Where are you originally from?
I was born in Bury, Lancashire, England on 15 February 1947. From a young age, I was fascinated by astronomy and had an uncle with a 3-inch refractor telescope, which we were able to see the craters on the moon; the various phases of Venus; the inner satellites of Jupiter; and projected images of the sun showing sunspots.
I studied at the University of Edinburgh from 1966 to 1970 and graduated with an Astrophysics degree. In 1976, I came to work at the UK Schmidt in Australia when the telescope was undertaking the Southern J Sky Survey.1
Is comet hunting a career or hobby for you? How did you get started?
As part of the quality control of plates taken in this survey and later surveys (Equatorial J, Second Epoch R) the plates were routinely scanned by eye using x10 magnifier. Numerous new asteroids and comets were discovered as a result as well as a host of other interesting objects. So, comet hunting wasn't a career for me but it was very exciting to discover one and realize that your name was going to be attached to it. I scanned the survey plates for maybe 10 hours a week over a period of 15 to 20 years.
To date, how many comets have you discovered?
To date, I've discovered about 10 comets over the years (I don't actually keep a log). Since we no longer "do" photography with the Schmidt Telescope, the chance of me discovering any more are about zero. Rob McNaught is now the top discover with the aid of the Uppsala Schmidt engaged in the Near Earth Observation (NEO) survey.
The last photographic survey to be undertaken with the UK Schmidt was a Halpha survey of the galactic plane.2 During the scanning of these films a team of astronomers headed by Prof. Q.A. Parker (Macquarie University, Sydney) discovered over 1000 new planetary nebulae. I discovered over 100 of these PN's.
What would you like to see the EPOXI mission find?
It's a big thrill knowing that the EPOXI mission will be visiting the comet I discovered.
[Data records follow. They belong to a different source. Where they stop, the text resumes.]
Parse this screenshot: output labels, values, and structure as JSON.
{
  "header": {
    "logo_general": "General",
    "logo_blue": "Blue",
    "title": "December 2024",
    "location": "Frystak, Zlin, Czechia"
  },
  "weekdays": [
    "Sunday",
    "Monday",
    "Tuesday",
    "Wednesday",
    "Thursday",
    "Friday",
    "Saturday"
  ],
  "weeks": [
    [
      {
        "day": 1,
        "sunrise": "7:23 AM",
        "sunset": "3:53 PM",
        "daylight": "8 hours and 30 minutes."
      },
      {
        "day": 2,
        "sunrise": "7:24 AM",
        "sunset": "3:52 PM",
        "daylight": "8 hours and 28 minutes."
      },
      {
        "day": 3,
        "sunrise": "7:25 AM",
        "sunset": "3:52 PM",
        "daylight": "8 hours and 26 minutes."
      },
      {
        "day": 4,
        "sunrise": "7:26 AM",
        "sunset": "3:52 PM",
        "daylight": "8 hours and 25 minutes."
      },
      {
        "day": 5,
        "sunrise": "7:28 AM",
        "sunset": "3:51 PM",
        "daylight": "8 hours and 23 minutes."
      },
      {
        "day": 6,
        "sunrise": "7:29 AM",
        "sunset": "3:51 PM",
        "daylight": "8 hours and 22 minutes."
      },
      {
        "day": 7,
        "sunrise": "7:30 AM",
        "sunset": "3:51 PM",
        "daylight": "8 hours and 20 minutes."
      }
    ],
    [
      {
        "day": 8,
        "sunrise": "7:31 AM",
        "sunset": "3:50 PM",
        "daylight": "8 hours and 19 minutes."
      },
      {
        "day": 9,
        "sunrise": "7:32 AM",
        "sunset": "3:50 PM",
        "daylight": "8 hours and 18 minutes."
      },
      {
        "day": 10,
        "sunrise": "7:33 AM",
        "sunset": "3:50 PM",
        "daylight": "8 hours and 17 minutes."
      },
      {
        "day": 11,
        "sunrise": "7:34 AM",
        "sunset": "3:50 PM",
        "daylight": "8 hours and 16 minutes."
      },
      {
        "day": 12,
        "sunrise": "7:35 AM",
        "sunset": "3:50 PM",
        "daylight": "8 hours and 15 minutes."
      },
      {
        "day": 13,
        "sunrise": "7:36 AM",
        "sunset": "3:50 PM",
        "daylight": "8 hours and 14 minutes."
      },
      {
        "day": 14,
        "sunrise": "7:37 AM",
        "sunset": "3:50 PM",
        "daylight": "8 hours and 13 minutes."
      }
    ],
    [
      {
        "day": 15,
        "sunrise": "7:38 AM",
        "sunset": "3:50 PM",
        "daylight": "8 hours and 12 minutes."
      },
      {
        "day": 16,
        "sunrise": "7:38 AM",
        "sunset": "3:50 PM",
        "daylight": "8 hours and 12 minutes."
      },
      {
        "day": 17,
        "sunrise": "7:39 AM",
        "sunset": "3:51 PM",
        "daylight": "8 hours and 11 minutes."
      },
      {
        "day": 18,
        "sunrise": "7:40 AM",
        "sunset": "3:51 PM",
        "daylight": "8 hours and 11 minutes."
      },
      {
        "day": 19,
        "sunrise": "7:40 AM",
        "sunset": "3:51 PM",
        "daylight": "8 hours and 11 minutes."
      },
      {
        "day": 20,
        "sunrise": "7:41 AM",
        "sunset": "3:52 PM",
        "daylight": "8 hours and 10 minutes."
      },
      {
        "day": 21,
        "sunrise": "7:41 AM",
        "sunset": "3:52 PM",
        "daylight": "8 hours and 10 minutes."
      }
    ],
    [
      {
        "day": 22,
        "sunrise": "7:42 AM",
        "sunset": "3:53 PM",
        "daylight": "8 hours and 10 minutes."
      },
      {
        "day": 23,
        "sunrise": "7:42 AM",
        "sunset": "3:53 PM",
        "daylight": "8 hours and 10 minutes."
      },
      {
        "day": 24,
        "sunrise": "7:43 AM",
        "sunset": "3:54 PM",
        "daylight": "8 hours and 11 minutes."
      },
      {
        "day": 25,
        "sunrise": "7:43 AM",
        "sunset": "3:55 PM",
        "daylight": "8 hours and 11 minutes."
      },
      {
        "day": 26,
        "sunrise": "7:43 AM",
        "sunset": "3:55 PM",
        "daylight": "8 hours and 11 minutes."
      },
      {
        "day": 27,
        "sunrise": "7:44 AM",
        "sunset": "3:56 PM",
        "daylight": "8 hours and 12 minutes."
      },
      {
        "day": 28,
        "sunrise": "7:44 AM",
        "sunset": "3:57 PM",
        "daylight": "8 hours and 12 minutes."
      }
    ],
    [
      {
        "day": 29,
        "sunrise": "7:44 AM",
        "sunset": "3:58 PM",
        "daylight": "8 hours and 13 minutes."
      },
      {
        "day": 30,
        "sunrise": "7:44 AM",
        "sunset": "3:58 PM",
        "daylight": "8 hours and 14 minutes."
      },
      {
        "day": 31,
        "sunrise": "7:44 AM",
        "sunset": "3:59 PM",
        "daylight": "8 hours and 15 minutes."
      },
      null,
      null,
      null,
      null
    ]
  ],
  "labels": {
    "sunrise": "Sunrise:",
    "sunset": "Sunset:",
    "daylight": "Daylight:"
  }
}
I hope that the upcoming, November 4, encounter turns out to be worthwhile for both the mission and NASA. The mission has been brilliant to date and it would be great to end it with bang (not literally). Since comets and their composition play a major part in our studies of the Solar System, discovering the signature of water and other volatiles through spectral analysis of the comet's surface and coma would add weight to discoveries already made from the analysis of Deep Impact Tempel 1 data. The Stardust-NExT flyby of Tempel 1 next February will be the icing on the cake for NASA's brilliant comet missions and a special birthday present for me.
For young people who are interested in just getting started in using telescopes what advice can you offer them?
I dreamt that I might be an astronomer one day (or even an astronaut) but never imagined hunting for or discovering a comet. For future astronomers or anyone who is interested in searching the skies, you don't need to spend a lot of money on sophisticated instrumentation. All you need to do is read around the subject, join an astronomy club, and get out into the countryside away from the city lights to see the dark sky in its true glory. If you really get hooked into the astronomy bug, visit the southern hemisphere for the best views of the galactic centre and the Magellanic Clouds. You'll have a lot of fun and meet a host of interesting characters while doing it.
Images courtesy of Malcolm Hartley and used with permission.
1 Southern Sky Survey: A photographic survey of the sky south of declination -17°, produced jointly by the European Southern Observatory's 1-m Schmidt camera and the 1.2-m United Kingdom Schmidt Telescope at Siding Spring. Both telescopes have the same focal length as the 1.2-m Oschin Schmidt, which produced the northern hemisphere Palomar Observatory Sky Survey, so the scale of the plates in each survey is identical. The Southern Sky Survey consists of 606 pairs of red-sensitive and blue-sensitive plates; the red plates were taken in 1978-90 with the ESO Schmidt and the blue plates 1974-87 with the UK Schmidt.
2 The Southern H-Alpha Sky Survey Atlas is the product of a wide-angle digital imaging survey of the H-alpha emission from the warm ionized interstellar gas of our Galaxy.